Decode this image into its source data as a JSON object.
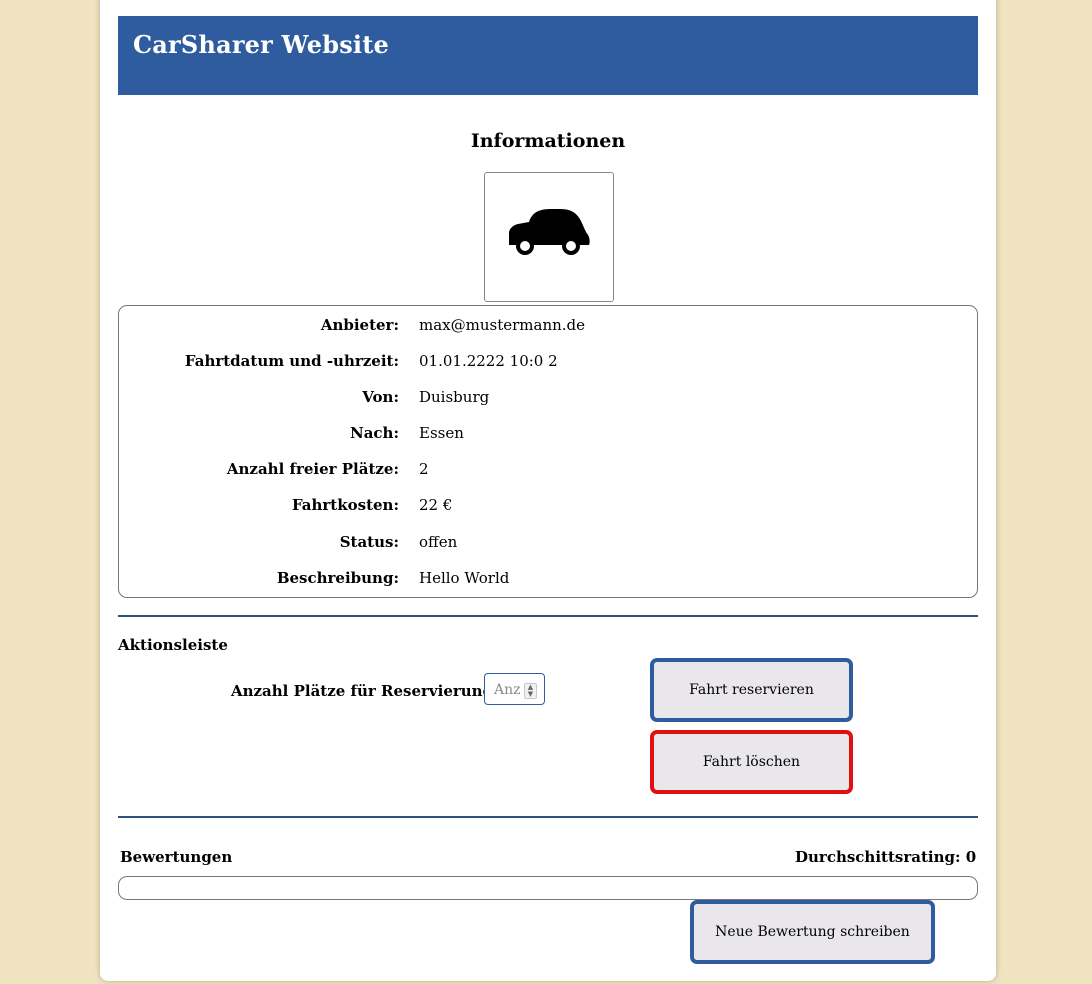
{
  "header": {
    "title": "CarSharer Website"
  },
  "info": {
    "title": "Informationen",
    "image_icon": "car-icon",
    "rows": [
      {
        "label": "Anbieter:",
        "value": "max@mustermann.de"
      },
      {
        "label": "Fahrtdatum und -uhrzeit:",
        "value": "01.01.2222 10:0 2"
      },
      {
        "label": "Von:",
        "value": "Duisburg"
      },
      {
        "label": "Nach:",
        "value": "Essen"
      },
      {
        "label": "Anzahl freier Plätze:",
        "value": "2"
      },
      {
        "label": "Fahrtkosten:",
        "value": "22 €"
      },
      {
        "label": "Status:",
        "value": "offen"
      },
      {
        "label": "Beschreibung:",
        "value": "Hello World"
      }
    ]
  },
  "actions": {
    "title": "Aktionsleiste",
    "reservation_label": "Anzahl Plätze für Reservierung:",
    "reservation_placeholder": "Anz",
    "reserve_button": "Fahrt reservieren",
    "delete_button": "Fahrt löschen"
  },
  "ratings": {
    "title": "Bewertungen",
    "average_label": "Durchschittsrating: 0",
    "new_review_button": "Neue Bewertung schreiben"
  },
  "colors": {
    "background": "#f0e4c0",
    "header": "#2e5c9e",
    "primary_border": "#2e5c9e",
    "danger_border": "#e01010"
  }
}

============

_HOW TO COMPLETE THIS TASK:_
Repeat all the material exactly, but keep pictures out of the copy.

_ANSWER TO THIS PROBLEM:_
Decode this image into its source data as a JSON object.
{
  "header": {
    "title": "CarSharer Website"
  },
  "info": {
    "title": "Informationen",
    "image_icon": "car-icon",
    "rows": [
      {
        "label": "Anbieter:",
        "value": "max@mustermann.de"
      },
      {
        "label": "Fahrtdatum und -uhrzeit:",
        "value": "01.01.2222 10:0 2"
      },
      {
        "label": "Von:",
        "value": "Duisburg"
      },
      {
        "label": "Nach:",
        "value": "Essen"
      },
      {
        "label": "Anzahl freier Plätze:",
        "value": "2"
      },
      {
        "label": "Fahrtkosten:",
        "value": "22 €"
      },
      {
        "label": "Status:",
        "value": "offen"
      },
      {
        "label": "Beschreibung:",
        "value": "Hello World"
      }
    ]
  },
  "actions": {
    "title": "Aktionsleiste",
    "reservation_label": "Anzahl Plätze für Reservierung:",
    "reservation_placeholder": "Anz",
    "reserve_button": "Fahrt reservieren",
    "delete_button": "Fahrt löschen"
  },
  "ratings": {
    "title": "Bewertungen",
    "average_label": "Durchschittsrating: 0",
    "new_review_button": "Neue Bewertung schreiben"
  },
  "colors": {
    "background": "#f0e4c0",
    "header": "#2e5c9e",
    "primary_border": "#2e5c9e",
    "danger_border": "#e01010"
  }
}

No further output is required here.